» WORK REQUEST: Isolate every line in the data with the string "icon" and copy it.

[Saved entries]
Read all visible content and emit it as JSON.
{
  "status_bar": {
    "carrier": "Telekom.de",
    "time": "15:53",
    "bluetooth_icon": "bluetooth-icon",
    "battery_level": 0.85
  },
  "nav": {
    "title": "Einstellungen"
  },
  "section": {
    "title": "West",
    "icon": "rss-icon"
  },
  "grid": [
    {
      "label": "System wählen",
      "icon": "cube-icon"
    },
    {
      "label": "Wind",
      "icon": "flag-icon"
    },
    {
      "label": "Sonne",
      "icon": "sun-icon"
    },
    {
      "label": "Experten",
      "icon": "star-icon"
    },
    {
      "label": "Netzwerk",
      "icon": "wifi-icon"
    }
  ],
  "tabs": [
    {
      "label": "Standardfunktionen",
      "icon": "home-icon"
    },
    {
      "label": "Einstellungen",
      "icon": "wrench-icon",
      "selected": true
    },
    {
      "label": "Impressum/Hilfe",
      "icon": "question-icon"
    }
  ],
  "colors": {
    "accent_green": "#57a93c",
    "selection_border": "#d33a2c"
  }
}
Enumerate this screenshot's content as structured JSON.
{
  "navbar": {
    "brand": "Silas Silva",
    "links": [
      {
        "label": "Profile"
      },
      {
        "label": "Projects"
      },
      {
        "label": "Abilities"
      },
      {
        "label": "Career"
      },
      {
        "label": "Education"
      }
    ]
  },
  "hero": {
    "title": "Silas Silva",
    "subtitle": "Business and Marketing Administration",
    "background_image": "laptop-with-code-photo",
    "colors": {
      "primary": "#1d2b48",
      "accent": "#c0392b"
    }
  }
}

» RESULT OF THIS TASK:
    "bluetooth_icon": "bluetooth-icon",
    "icon": "rss-icon"
      "icon": "cube-icon"
      "icon": "flag-icon"
      "icon": "sun-icon"
      "icon": "star-icon"
      "icon": "wifi-icon"
      "icon": "home-icon"
      "icon": "wrench-icon",
      "icon": "question-icon"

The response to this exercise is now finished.